SOURCE RECORDS:

━━━━━━━━━━

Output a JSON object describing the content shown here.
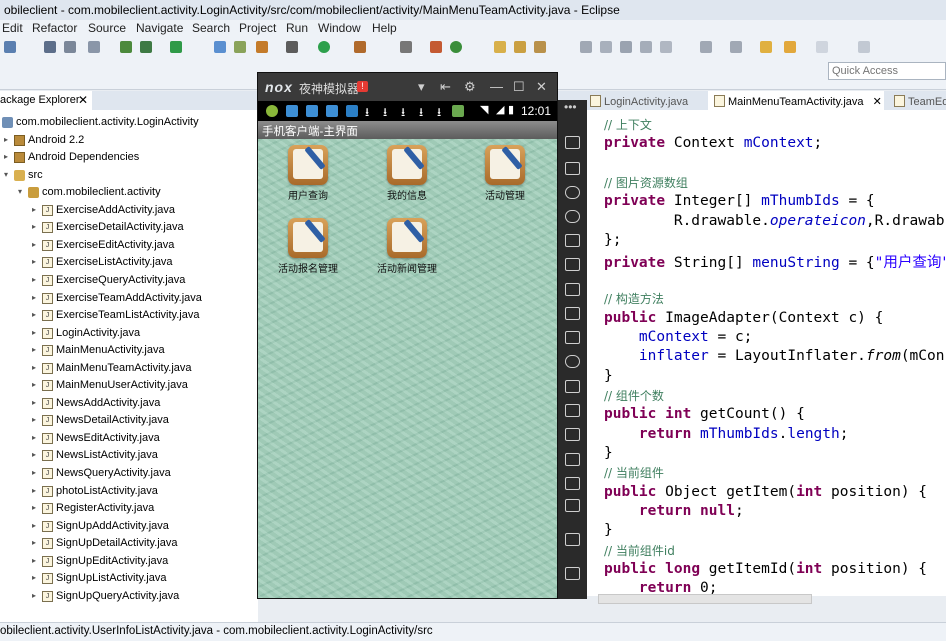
{
  "window": {
    "title": "obileclient - com.mobileclient.activity.LoginActivity/src/com/mobileclient/activity/MainMenuTeamActivity.java - Eclipse"
  },
  "menu": [
    "Edit",
    "Refactor",
    "Source",
    "Navigate",
    "Search",
    "Project",
    "Run",
    "Window",
    "Help"
  ],
  "toolbar": {
    "quick_access_placeholder": "Quick Access"
  },
  "package_explorer": {
    "tab_label": "ackage Explorer",
    "items": [
      {
        "label": "com.mobileclient.activity.LoginActivity",
        "kind": "project",
        "arrow": "▾",
        "level": 0
      },
      {
        "label": "Android 2.2",
        "kind": "library",
        "arrow": "▸",
        "level": 1
      },
      {
        "label": "Android Dependencies",
        "kind": "library",
        "arrow": "▸",
        "level": 1
      },
      {
        "label": "src",
        "kind": "source-folder",
        "arrow": "▾",
        "level": 1
      },
      {
        "label": "com.mobileclient.activity",
        "kind": "package",
        "arrow": "▾",
        "level": 2
      },
      {
        "label": "ExerciseAddActivity.java",
        "kind": "java",
        "arrow": "▸",
        "level": 3
      },
      {
        "label": "ExerciseDetailActivity.java",
        "kind": "java",
        "arrow": "▸",
        "level": 3
      },
      {
        "label": "ExerciseEditActivity.java",
        "kind": "java",
        "arrow": "▸",
        "level": 3
      },
      {
        "label": "ExerciseListActivity.java",
        "kind": "java",
        "arrow": "▸",
        "level": 3
      },
      {
        "label": "ExerciseQueryActivity.java",
        "kind": "java",
        "arrow": "▸",
        "level": 3
      },
      {
        "label": "ExerciseTeamAddActivity.java",
        "kind": "java",
        "arrow": "▸",
        "level": 3
      },
      {
        "label": "ExerciseTeamListActivity.java",
        "kind": "java",
        "arrow": "▸",
        "level": 3
      },
      {
        "label": "LoginActivity.java",
        "kind": "java",
        "arrow": "▸",
        "level": 3
      },
      {
        "label": "MainMenuActivity.java",
        "kind": "java",
        "arrow": "▸",
        "level": 3
      },
      {
        "label": "MainMenuTeamActivity.java",
        "kind": "java",
        "arrow": "▸",
        "level": 3
      },
      {
        "label": "MainMenuUserActivity.java",
        "kind": "java",
        "arrow": "▸",
        "level": 3
      },
      {
        "label": "NewsAddActivity.java",
        "kind": "java",
        "arrow": "▸",
        "level": 3
      },
      {
        "label": "NewsDetailActivity.java",
        "kind": "java",
        "arrow": "▸",
        "level": 3
      },
      {
        "label": "NewsEditActivity.java",
        "kind": "java",
        "arrow": "▸",
        "level": 3
      },
      {
        "label": "NewsListActivity.java",
        "kind": "java",
        "arrow": "▸",
        "level": 3
      },
      {
        "label": "NewsQueryActivity.java",
        "kind": "java",
        "arrow": "▸",
        "level": 3
      },
      {
        "label": "photoListActivity.java",
        "kind": "java",
        "arrow": "▸",
        "level": 3
      },
      {
        "label": "RegisterActivity.java",
        "kind": "java",
        "arrow": "▸",
        "level": 3
      },
      {
        "label": "SignUpAddActivity.java",
        "kind": "java",
        "arrow": "▸",
        "level": 3
      },
      {
        "label": "SignUpDetailActivity.java",
        "kind": "java",
        "arrow": "▸",
        "level": 3
      },
      {
        "label": "SignUpEditActivity.java",
        "kind": "java",
        "arrow": "▸",
        "level": 3
      },
      {
        "label": "SignUpListActivity.java",
        "kind": "java",
        "arrow": "▸",
        "level": 3
      },
      {
        "label": "SignUpQueryActivity.java",
        "kind": "java",
        "arrow": "▸",
        "level": 3
      }
    ]
  },
  "editor": {
    "tabs": [
      {
        "label": "LoginActivity.java",
        "active": false
      },
      {
        "label": "MainMenuTeamActivity.java",
        "active": true
      },
      {
        "label": "TeamEd",
        "active": false
      }
    ],
    "lines": [
      [
        {
          "t": "// 上下文",
          "c": "cm"
        }
      ],
      [
        {
          "t": "private",
          "c": "kw"
        },
        {
          "t": " Context ",
          "c": ""
        },
        {
          "t": "mContext",
          "c": "fld"
        },
        {
          "t": ";",
          "c": ""
        }
      ],
      [],
      [
        {
          "t": "// 图片资源数组",
          "c": "cm"
        }
      ],
      [
        {
          "t": "private",
          "c": "kw"
        },
        {
          "t": " Integer[] ",
          "c": ""
        },
        {
          "t": "mThumbIds",
          "c": "fld"
        },
        {
          "t": " = {",
          "c": ""
        }
      ],
      [
        {
          "t": "        R.drawable.",
          "c": ""
        },
        {
          "t": "operateicon",
          "c": "fld it"
        },
        {
          "t": ",R.drawab",
          "c": ""
        }
      ],
      [
        {
          "t": "};",
          "c": ""
        }
      ],
      [
        {
          "t": "private",
          "c": "kw"
        },
        {
          "t": " String[] ",
          "c": ""
        },
        {
          "t": "menuString",
          "c": "fld"
        },
        {
          "t": " = {",
          "c": ""
        },
        {
          "t": "\"用户查询\"",
          "c": "strg"
        }
      ],
      [],
      [
        {
          "t": "// 构造方法",
          "c": "cm"
        }
      ],
      [
        {
          "t": "public",
          "c": "kw"
        },
        {
          "t": " ImageAdapter(Context c) {",
          "c": ""
        }
      ],
      [
        {
          "t": "    ",
          "c": ""
        },
        {
          "t": "mContext",
          "c": "fld"
        },
        {
          "t": " = c;",
          "c": ""
        }
      ],
      [
        {
          "t": "    ",
          "c": ""
        },
        {
          "t": "inflater",
          "c": "fld"
        },
        {
          "t": " = LayoutInflater.",
          "c": ""
        },
        {
          "t": "from",
          "c": "it"
        },
        {
          "t": "(mCon",
          "c": ""
        }
      ],
      [
        {
          "t": "}",
          "c": ""
        }
      ],
      [
        {
          "t": "// 组件个数",
          "c": "cm"
        }
      ],
      [
        {
          "t": "public",
          "c": "kw"
        },
        {
          "t": " ",
          "c": ""
        },
        {
          "t": "int",
          "c": "kw"
        },
        {
          "t": " getCount() {",
          "c": ""
        }
      ],
      [
        {
          "t": "    ",
          "c": ""
        },
        {
          "t": "return",
          "c": "kw"
        },
        {
          "t": " ",
          "c": ""
        },
        {
          "t": "mThumbIds",
          "c": "fld"
        },
        {
          "t": ".",
          "c": ""
        },
        {
          "t": "length",
          "c": "fld"
        },
        {
          "t": ";",
          "c": ""
        }
      ],
      [
        {
          "t": "}",
          "c": ""
        }
      ],
      [
        {
          "t": "// 当前组件",
          "c": "cm"
        }
      ],
      [
        {
          "t": "public",
          "c": "kw"
        },
        {
          "t": " Object getItem(",
          "c": ""
        },
        {
          "t": "int",
          "c": "kw"
        },
        {
          "t": " position) {",
          "c": ""
        }
      ],
      [
        {
          "t": "    ",
          "c": ""
        },
        {
          "t": "return",
          "c": "kw"
        },
        {
          "t": " ",
          "c": ""
        },
        {
          "t": "null",
          "c": "kw"
        },
        {
          "t": ";",
          "c": ""
        }
      ],
      [
        {
          "t": "}",
          "c": ""
        }
      ],
      [
        {
          "t": "// 当前组件id",
          "c": "cm"
        }
      ],
      [
        {
          "t": "public",
          "c": "kw"
        },
        {
          "t": " ",
          "c": ""
        },
        {
          "t": "long",
          "c": "kw"
        },
        {
          "t": " getItemId(",
          "c": ""
        },
        {
          "t": "int",
          "c": "kw"
        },
        {
          "t": " position) {",
          "c": ""
        }
      ],
      [
        {
          "t": "    ",
          "c": ""
        },
        {
          "t": "return",
          "c": "kw"
        },
        {
          "t": " 0;",
          "c": ""
        }
      ]
    ]
  },
  "emulator": {
    "brand": "nox",
    "name": "夜神模拟器",
    "badge": "!",
    "controls": [
      "▾",
      "⇤",
      "⚙",
      "—",
      "☐",
      "✕"
    ],
    "clock": "12:01",
    "app_title": "手机客户端-主界面",
    "apps": [
      {
        "label": "用户查询"
      },
      {
        "label": "我的信息"
      },
      {
        "label": "活动管理"
      },
      {
        "label": "活动报名管理"
      },
      {
        "label": "活动新闻管理"
      }
    ]
  },
  "status_bar": {
    "text": "obileclient.activity.UserInfoListActivity.java - com.mobileclient.activity.LoginActivity/src"
  },
  "colors": {
    "accent_green_screen": "#9fcdb8",
    "comment": "#3f7f5f",
    "keyword": "#7f0055",
    "field": "#0000c0",
    "string": "#2a00ff"
  }
}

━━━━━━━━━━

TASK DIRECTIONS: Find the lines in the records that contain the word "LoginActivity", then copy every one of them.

EXERCISE OUTPUT:
    "title": "obileclient - com.mobileclient.activity.LoginActivity/src/com/mobileclient/activity/MainMenuTeamActivity.java - Eclipse"
        "label": "com.mobileclient.activity.LoginActivity",
        "label": "LoginActivity.java",
        "label": "LoginActivity.java",
    "text": "obileclient.activity.UserInfoListActivity.java - com.mobileclient.activity.LoginActivity/src"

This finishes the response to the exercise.